The Problem That Vault Solves
A typical DevOps pipeline can have over a hundred different tools. In fact, many DevOps tools have their own secrets stores (e.g. Kubernetes secrets, Ansible Vault). But, they all approach SSL/TLS certificates differently. As a result, developers must take the time to learn each tool. Using different approaches also makes code more complex.
Check out this overview video from Armon Dadgar, HashiCorp’s co-founder and CTO if you need a primer.
Why DevOps Teams Love Vault
DevOps teams love how Vault makes it easy to generate and store SSL/TLS certificates on demand. Vault’s native PKI engine generates self-signed certificates. It can also be configured to issue certificates from a private PKI subordinate certificate authority (e.g. Microsoft CA), but it is not natively integrated with certificate authorities (CAs) that issue certificates trusted by all browsers. Keep reading and we’ll tell you why this is a challenge and how to overcome it. Also, check out this cloud operating model white paper from HashiCorp that explains this in more detail.

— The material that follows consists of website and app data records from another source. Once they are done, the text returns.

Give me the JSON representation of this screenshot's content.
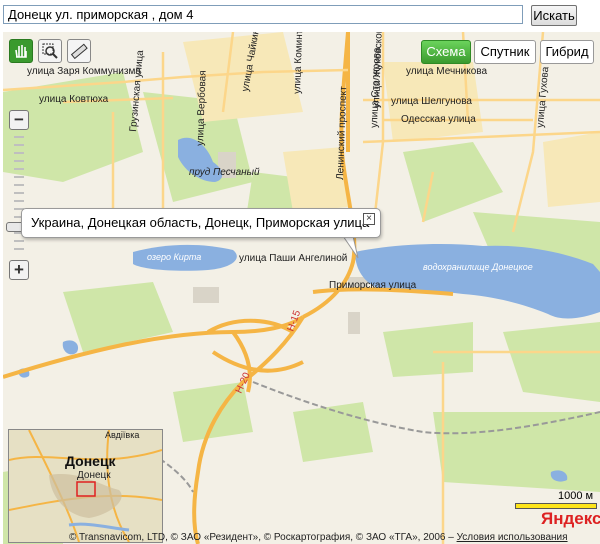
{
  "search": {
    "value": "Донецк ул. приморская , дом 4",
    "button": "Искать"
  },
  "tools": {
    "hand": "hand-icon",
    "zoom": "magnifier-icon",
    "ruler": "ruler-icon"
  },
  "modes": [
    "Схема",
    "Спутник",
    "Гибрид"
  ],
  "balloon": {
    "text": "Украина, Донецкая область, Донецк, Приморская улица"
  },
  "map_labels": {
    "street_zarya": "улица Заря Коммунизма",
    "street_kovtyukha": "улица Ковтюха",
    "street_gruzinskaya": "Грузинская улица",
    "street_verbova": "улица Вербовая",
    "street_chaikina": "улица Чайкиной",
    "street_kominterna": "улица Коминтерна",
    "street_leninsky": "Ленинский проспект",
    "street_zhukovskogo": "улица Жуковского",
    "street_stolyarova": "улица Столярова",
    "street_mechnikova": "улица Мечникова",
    "street_shelgunova": "улица Шелгунова",
    "street_odesskaya": "Одесская улица",
    "street_gukhova": "улица Гухова",
    "pond": "пруд Песчаный",
    "lake_kirta": "озеро Кирта",
    "street_pashi": "улица Паши Ангелиной",
    "street_primorskaya": "Приморская улица",
    "reservoir": "водохранилище Донецкое",
    "road_n15": "Н-15",
    "road_n20": "Н-20"
  },
  "minimap": {
    "city": "Донецк",
    "city_small": "Донецк",
    "district_avdeevka": "Авдіївка"
  },
  "scale": "1000 м",
  "logo": "Яндекс",
  "copyright": "© Transnavicom, LTD, © ЗАО «Резидент», © Роскартография, © ЗАО «ТГА», 2006 – ",
  "terms_link": "Условия использования"
}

Some Certificates Are Still Hard to Get
External-facing (or publicly-trusted) certificates are trusted by every browser. These are particularly important in production environments. A prime challenge to DevOps teams is the procurement of these types of certificates. But why? Let’s discuss each type and how DevOps acquires them.
What are Internal vs. External Certificates?
Certificate chains can be complicated to understand. Most organizations leverage many CAs. For internal-facing applications, InfoSec generally sets up internal issuing CAs. The internal root CA is then added to all employee browsers to prevent browser warnings.
But, for external applications, organizations use certificates from publicly-trusted CAs. These CAs (e.g. DigiCert, Entrust, GlobalSign) can issue certificates that all browsers trust.
Getting External Certificates is Challenging
The process for getting publicly-trusted certificates varies by team and environment. DevOps often don’t have an automated way of getting certificates from publicly-trusted CAs. So, what do they do?
You Can Do More With Vault
Vault’s ability to simplify, automate, and speed up internal certificates issuance is a huge accomplishment. But Vault’s plug-in architecture (when integrated with Venafi) can make Vault even more of a one-stop shop for certificates. Imagine a world where developers can use Vault to:
Fall In Love With Vault All Over Again
Fortunately the Vault team had the foresight to create a pluggable architecture. As a leader in machine identity management, Venafi, extends the value of Vault by integrating in two ways:
And, InfoSec gets visibility into issued certificates and centralized policy controls. This enables security teams to:
Venafi and Vault together help DevOps teams go faster in multi-cloud environments and support InfoSec mandates. To try out this amazing integration, sign up for a free Venafi as a Service account and check out this GitHub page. You may just uncover a tool you can’t live without.
Spoiler alert: it works with container orchestration, automation tool, configuration management, and many other tools including Kubernetes, Ansible, OpenStack, Chef and more.